(Data entries)
———

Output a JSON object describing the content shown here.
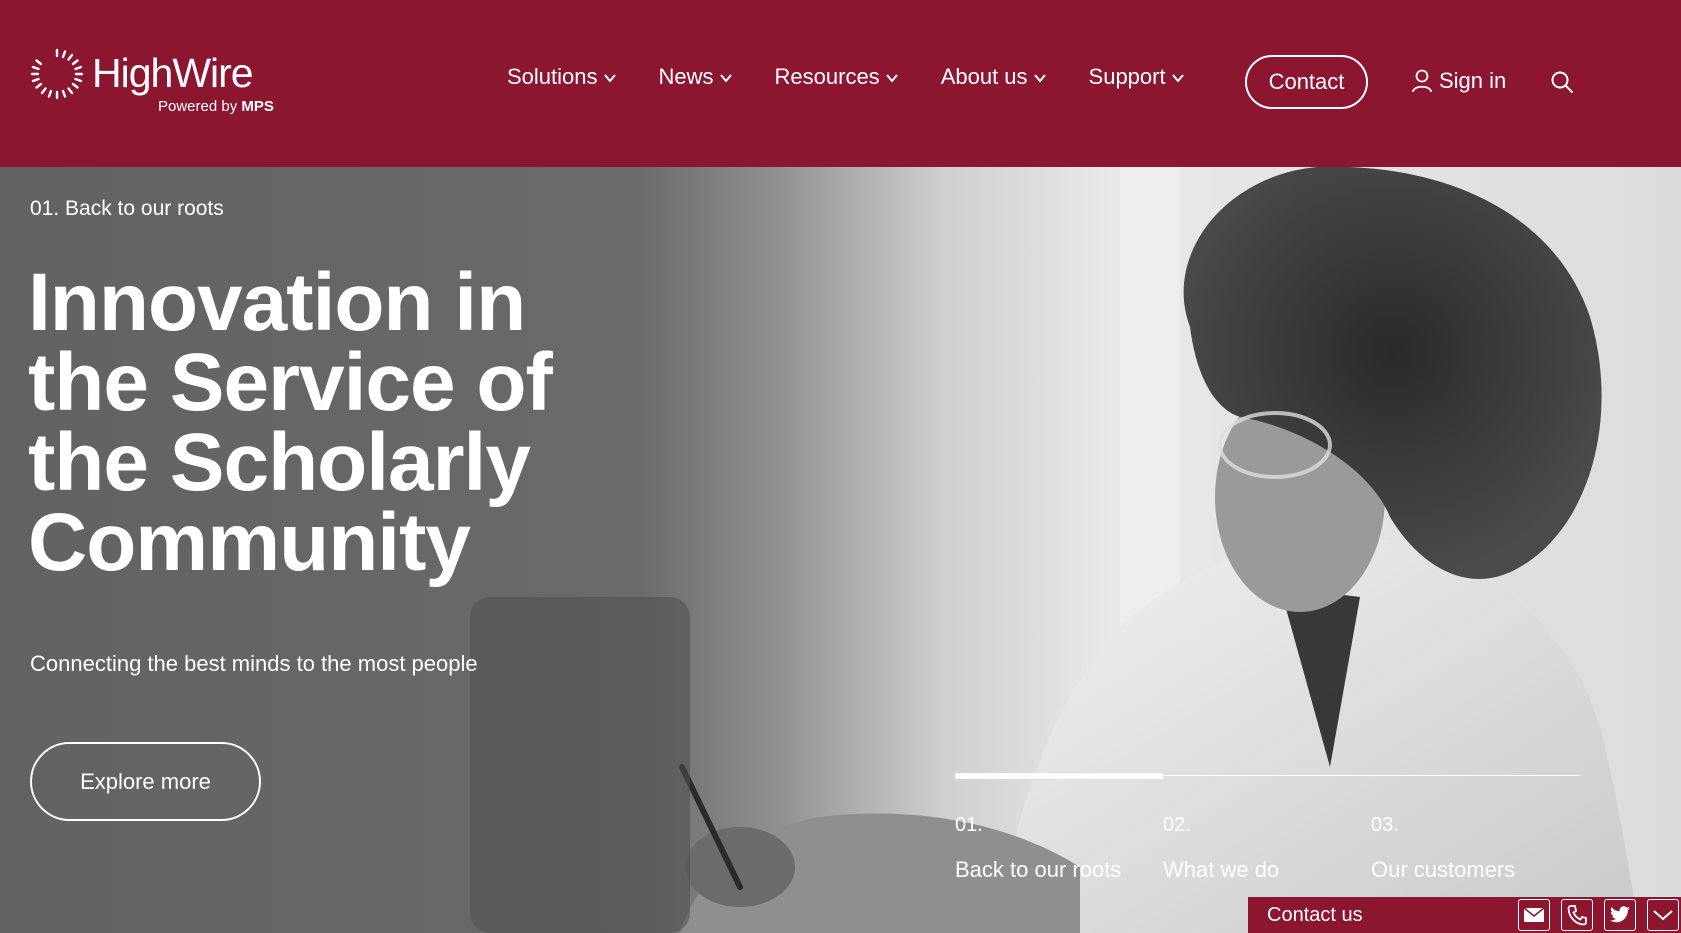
{
  "header": {
    "brand": "HighWire",
    "powered_prefix": "Powered by",
    "powered_brand": "MPS",
    "nav": [
      {
        "label": "Solutions"
      },
      {
        "label": "News"
      },
      {
        "label": "Resources"
      },
      {
        "label": "About us"
      },
      {
        "label": "Support"
      }
    ],
    "contact_label": "Contact",
    "signin_label": "Sign in"
  },
  "hero": {
    "eyebrow": "01. Back to our roots",
    "headline": "Innovation in the Service of the Scholarly Community",
    "subline": "Connecting the best minds to the most people",
    "cta_label": "Explore more",
    "progress": 0.333
  },
  "slides": [
    {
      "num": "01.",
      "label": "Back to our roots"
    },
    {
      "num": "02.",
      "label": "What we do"
    },
    {
      "num": "03.",
      "label": "Our customers"
    }
  ],
  "contact_bar": {
    "label": "Contact us",
    "icons": [
      "mail-icon",
      "phone-icon",
      "twitter-icon",
      "chevron-down-icon"
    ]
  },
  "colors": {
    "brand": "#8c1530",
    "text": "#ffffff"
  }
}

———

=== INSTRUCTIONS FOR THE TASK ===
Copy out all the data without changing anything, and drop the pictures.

=== TASK ANSWER ===
Output a JSON object describing the content shown here.
{
  "header": {
    "brand": "HighWire",
    "powered_prefix": "Powered by",
    "powered_brand": "MPS",
    "nav": [
      {
        "label": "Solutions"
      },
      {
        "label": "News"
      },
      {
        "label": "Resources"
      },
      {
        "label": "About us"
      },
      {
        "label": "Support"
      }
    ],
    "contact_label": "Contact",
    "signin_label": "Sign in"
  },
  "hero": {
    "eyebrow": "01. Back to our roots",
    "headline": "Innovation in the Service of the Scholarly Community",
    "subline": "Connecting the best minds to the most people",
    "cta_label": "Explore more",
    "progress": 0.333
  },
  "slides": [
    {
      "num": "01.",
      "label": "Back to our roots"
    },
    {
      "num": "02.",
      "label": "What we do"
    },
    {
      "num": "03.",
      "label": "Our customers"
    }
  ],
  "contact_bar": {
    "label": "Contact us",
    "icons": [
      "mail-icon",
      "phone-icon",
      "twitter-icon",
      "chevron-down-icon"
    ]
  },
  "colors": {
    "brand": "#8c1530",
    "text": "#ffffff"
  }
}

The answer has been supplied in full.